A first for Pompe disease
Granted for AT-GAA, this is the first Breakthrough Therapy Designation (BTD) for a second generation Lysosomal Storage Disorder therapy, and the first for an investigational treatment in Pompe Disease.
AT-GAA is a novel treatment consisting of ATB200, a unique recombinant human acid alpha-glucosidase (rhGAA) enzyme with optimized carbohydrate structures, co-administered with AT2221, a pharmacological chaperone.
What Breakthrough Therapy Designation means
Breakthrough Therapy Designation was instituted by the Food and Drugs Administration (FDA) in 2012 to expedite the development of drugs that target serious conditions. To receive BTD there must be preliminary clinical evidence indicating that the drug may demonstrate substantial improvement over available therapies.
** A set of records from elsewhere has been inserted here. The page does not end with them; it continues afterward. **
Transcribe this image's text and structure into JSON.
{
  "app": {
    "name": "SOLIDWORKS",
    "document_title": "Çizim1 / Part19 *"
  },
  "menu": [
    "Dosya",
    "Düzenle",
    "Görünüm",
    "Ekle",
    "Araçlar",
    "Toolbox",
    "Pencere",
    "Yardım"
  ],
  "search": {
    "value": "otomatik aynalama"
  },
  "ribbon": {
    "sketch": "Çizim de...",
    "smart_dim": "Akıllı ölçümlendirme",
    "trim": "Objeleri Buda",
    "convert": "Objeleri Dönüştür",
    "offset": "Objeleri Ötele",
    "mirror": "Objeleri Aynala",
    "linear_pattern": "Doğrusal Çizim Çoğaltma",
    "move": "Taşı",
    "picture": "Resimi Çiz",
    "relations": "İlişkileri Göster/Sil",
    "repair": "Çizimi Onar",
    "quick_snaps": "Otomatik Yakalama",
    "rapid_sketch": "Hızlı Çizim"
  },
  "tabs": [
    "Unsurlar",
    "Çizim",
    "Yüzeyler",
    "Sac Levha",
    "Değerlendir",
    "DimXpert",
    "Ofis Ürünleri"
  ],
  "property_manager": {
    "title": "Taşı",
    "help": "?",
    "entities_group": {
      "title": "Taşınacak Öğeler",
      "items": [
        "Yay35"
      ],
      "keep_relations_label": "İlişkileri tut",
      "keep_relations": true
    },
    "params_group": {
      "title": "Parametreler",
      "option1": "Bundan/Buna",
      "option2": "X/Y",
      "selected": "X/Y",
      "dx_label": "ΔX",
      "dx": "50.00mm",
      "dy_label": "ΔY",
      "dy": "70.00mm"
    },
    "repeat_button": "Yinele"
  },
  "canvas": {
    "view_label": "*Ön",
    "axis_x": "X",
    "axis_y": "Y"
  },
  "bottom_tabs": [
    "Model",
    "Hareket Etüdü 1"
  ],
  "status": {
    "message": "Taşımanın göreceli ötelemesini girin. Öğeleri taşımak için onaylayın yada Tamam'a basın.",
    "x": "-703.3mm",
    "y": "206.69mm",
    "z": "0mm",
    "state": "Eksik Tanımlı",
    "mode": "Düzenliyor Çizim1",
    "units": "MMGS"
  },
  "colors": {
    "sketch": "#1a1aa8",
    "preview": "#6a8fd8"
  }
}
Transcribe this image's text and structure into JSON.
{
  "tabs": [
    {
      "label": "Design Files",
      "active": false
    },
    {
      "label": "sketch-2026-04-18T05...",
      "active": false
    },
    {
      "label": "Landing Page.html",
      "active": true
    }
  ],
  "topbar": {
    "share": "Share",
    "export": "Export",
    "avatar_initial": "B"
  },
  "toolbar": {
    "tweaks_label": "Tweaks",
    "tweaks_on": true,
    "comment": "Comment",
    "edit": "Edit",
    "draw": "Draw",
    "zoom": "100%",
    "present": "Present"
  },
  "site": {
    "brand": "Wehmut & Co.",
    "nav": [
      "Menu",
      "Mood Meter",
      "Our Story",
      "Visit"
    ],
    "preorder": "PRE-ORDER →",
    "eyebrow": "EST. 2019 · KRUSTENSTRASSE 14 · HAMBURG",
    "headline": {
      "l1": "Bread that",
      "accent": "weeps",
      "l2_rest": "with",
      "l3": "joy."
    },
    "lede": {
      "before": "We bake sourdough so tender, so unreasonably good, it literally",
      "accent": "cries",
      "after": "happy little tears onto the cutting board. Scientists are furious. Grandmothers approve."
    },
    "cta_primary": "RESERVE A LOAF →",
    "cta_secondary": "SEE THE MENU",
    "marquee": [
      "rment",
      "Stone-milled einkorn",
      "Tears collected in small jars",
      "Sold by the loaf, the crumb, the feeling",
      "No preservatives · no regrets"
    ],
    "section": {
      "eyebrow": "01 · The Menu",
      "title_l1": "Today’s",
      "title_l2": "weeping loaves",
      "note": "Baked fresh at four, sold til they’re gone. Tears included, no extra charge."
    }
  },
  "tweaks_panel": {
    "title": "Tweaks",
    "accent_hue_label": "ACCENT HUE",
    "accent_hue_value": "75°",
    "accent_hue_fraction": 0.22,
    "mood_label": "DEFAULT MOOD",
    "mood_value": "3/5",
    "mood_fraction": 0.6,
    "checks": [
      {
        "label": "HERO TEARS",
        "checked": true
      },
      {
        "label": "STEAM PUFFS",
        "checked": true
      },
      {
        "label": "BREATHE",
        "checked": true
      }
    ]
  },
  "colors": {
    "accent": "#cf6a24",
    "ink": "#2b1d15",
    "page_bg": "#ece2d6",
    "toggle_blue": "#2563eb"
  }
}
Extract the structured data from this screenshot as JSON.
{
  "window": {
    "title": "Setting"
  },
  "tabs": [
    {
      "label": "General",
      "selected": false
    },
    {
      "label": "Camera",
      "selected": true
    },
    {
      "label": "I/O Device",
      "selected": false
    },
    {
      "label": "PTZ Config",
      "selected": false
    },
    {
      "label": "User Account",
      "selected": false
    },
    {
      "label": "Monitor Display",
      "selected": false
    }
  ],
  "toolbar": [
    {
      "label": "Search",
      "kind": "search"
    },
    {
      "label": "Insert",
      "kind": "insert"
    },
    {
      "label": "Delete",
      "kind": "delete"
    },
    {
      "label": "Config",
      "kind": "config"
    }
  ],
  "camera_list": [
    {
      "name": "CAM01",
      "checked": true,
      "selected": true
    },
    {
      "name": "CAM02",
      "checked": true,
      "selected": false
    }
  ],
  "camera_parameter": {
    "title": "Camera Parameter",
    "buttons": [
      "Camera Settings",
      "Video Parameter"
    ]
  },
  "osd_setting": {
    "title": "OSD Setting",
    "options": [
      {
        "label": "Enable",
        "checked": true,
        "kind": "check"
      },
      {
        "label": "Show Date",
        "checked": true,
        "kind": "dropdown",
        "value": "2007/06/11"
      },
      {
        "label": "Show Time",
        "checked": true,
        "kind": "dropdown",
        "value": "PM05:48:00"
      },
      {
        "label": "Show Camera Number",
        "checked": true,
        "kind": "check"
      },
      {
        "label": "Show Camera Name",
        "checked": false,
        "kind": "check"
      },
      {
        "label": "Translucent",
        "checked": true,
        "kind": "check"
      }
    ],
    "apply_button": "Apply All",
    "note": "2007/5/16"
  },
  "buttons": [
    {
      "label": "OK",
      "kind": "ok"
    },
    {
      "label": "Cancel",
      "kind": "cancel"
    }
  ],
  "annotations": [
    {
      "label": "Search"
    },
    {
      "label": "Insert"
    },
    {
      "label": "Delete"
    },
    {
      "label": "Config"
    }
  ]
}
The designation includes Fast Track program features, and more intensive FDA guidance and discussion. The BTD will facilitate multidisciplinary, comprehensive discussions of the AT-GAA development program with the FDA, including planned clinical trials and plans for expediting manufacturing development strategy.
The BTD for AT-GAA is based on clinical efficacy results from the ongoing ATB200-02 Phase 1/2 clinical study, including improvements in six-minute walk distance in late onset Pompe patients and comparison to natural history of treated patients.
Support for advance as quickly as possible
John Crowley, Chairman and Chief Executive Officer of Amicus Therapeutics, stated, “We have been very pleased with the level of collaboration among the Amicus team, physicians, patients and the FDA in advancing AT-GAA. This BTD, together with our results from the Phase 2 study and ongoing PROPEL pivotal study, support our strategy to advance AT-GAA as quickly as possible with the potential to become the new standard of care for all persons living with Pompe disease.”
Amicus expects that the pivotal PROPEL study (also referred to as ATB200-03) will be needed to support full approval of AT-GAA. Based on regulatory feedback from both the U.S. FDA and the European Medicines Agency (EMA), the Company expects the AT-GAA development plan, including a planned pediatric study, to support a broad indication, for ERT-switch and treatment-naïve Pompe patients.